Everything you need to know about the weekend coverage of Israel and the Mideast.
Two papers use Christmas to take gratuitous swipes at Israel. Two former White House advisors urge more pressure on Iran. And Hamas wants to join the PLO.
‘Tis the Season to Bash Israel
• This is one disingenuous Times of London dispatch. Nothing in Sheera Frenkel’s report indicates that Palestinian Christians are effected any differently by settlements than other Palestinians.
It’s just a cheap shot tied to the holiday season.
The headline could just as easily have said Palestinian gays, elderly, entrepreneurs, musicians (fill in your choice) “choked” by spread of Israeli settlements. If you want to know what’s really choking Palestinian Christians, just look at the Palestinian Authority.
• Here’s some really ugly spin from The Guardian:
If he were to come, Jesus would’ve been shot by Palestinians on a dark, lonely road somewhere between Nazareth and Bethlehem.
• Here’s a photo essay you’ll (hopefully) only see at Maan News: Santa Joins West Bank Wall Protest
Israel and the Palestinians
• Jerusalem Post: Hamas and other rejectionist groups to join reconfigured PLO. Meanwhile, in an interview with AP, Martin Luther Mashaal Jr. touts the joys of popular resistance. But this comment spoils the mood:
“As long as there is an occupation on our land, we have the right to defend our land by all means, including military resistance,” he said.
• Ismail Haniyeh’s leaving Gaza for the first time since 2007 and AP doesn’t blame Israel:
Haniyeh has been confined to Gaza, in part because of tensions with Egypt.
• PLO’s ultimatum to Quartet: if no progress on peace talks within a month, we resume unilateral statehood bid. According to the LA Times:
The quartet -– the United States, the European Union, Russia and the United Nations -– had given the Palestinians and Israel until Jan. 26 to submit proposals for borders and security.
The Palestinian Authority has submitted its proposal, but Israel has said it will submit its proposal only at the negotiating table. The Palestinians insist that there will be no negotiations before Israel stops all settlement activities, a move that does not appear imminent.
• UNESCO cut funding for a PA magazine praising Hitler. AP coverage.
Iranian Atomic Urgency
Kroenig acknowledged that a military operation in Iran is not an “attractive prospect,” but explained that it is within the US’ power to minimize the anticipated effects . . . .
Kroenig warned that waging a cold war against Tehran, aimed at containing its nuclear capabilities, is “a costly, decades-long proposition that would likely still result in grave national security threats.”
• The Arab Spring has Christian communities in Syria, Egypt and Iraq all worrying about a tyranny of the Islamic majority.
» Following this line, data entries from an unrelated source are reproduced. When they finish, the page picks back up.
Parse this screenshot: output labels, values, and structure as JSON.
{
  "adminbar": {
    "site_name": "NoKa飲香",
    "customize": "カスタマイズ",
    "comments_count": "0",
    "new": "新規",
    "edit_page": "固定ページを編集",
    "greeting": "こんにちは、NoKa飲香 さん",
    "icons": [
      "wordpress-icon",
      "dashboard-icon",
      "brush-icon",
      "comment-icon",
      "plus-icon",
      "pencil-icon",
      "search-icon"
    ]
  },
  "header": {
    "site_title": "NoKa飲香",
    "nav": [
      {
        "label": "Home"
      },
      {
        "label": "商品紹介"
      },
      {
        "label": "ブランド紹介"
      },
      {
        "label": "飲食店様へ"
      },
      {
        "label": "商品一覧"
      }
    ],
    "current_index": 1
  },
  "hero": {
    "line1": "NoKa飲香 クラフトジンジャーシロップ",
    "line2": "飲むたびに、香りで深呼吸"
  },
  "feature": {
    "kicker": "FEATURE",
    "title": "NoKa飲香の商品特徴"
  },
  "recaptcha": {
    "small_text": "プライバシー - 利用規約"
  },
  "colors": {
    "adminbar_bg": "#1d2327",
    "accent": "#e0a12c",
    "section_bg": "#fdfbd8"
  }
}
The Christian Science Monitor writes:
“It doesn’t take into account that democracy for us is a little bit frightening because a lot of forces in society are opposed to non-Islamic entities like ours.”
• Maan News picks up on reports that Russia’s mulling asylum for Assad:
Quoting Israeli sources, the Hebrew-language daily Maariv reported Sunday that Farouq Al-Shara met with foreign minister Sergi Lavarov and proposed that al-Shara temporarily replace Assad after he leaves Damascus for Moscow until elections are held.
Sources in the Kremlin, meanwhile, confirmed al-Shara’s visit, Maariv reported, but they provided no details.
• Here’s a worrisome question from The Daily Beast‘s Dan Ephron: Is Bashar Assad more likely to let his chemical weapons stockpile fall into Hezbollah’s hands, or fire them at Israel in a last-ditch blaze of glory?
• A pair of car bombs in Damascus killed 44 and injured 150 more. See NY Times coverage.
Rest O’ the Roundup
• Over at The Guardian, Rachel Shabi has so many bees in her bonnet, you’d think that all 7 million of Israel’s citizens were a persecuted minority.
• According to a study cited by All Facebook:
Israelis spend more time per person on social media than people in any other country, yet the percentage of Israel’s population that uses the technology doesn’t rank in the top ten.
Meanwhile, the U.S. ranks first for having the largest percentage of the population using social media, yet the country doesn’t make the top ten for the amount of time spent per person using the technology.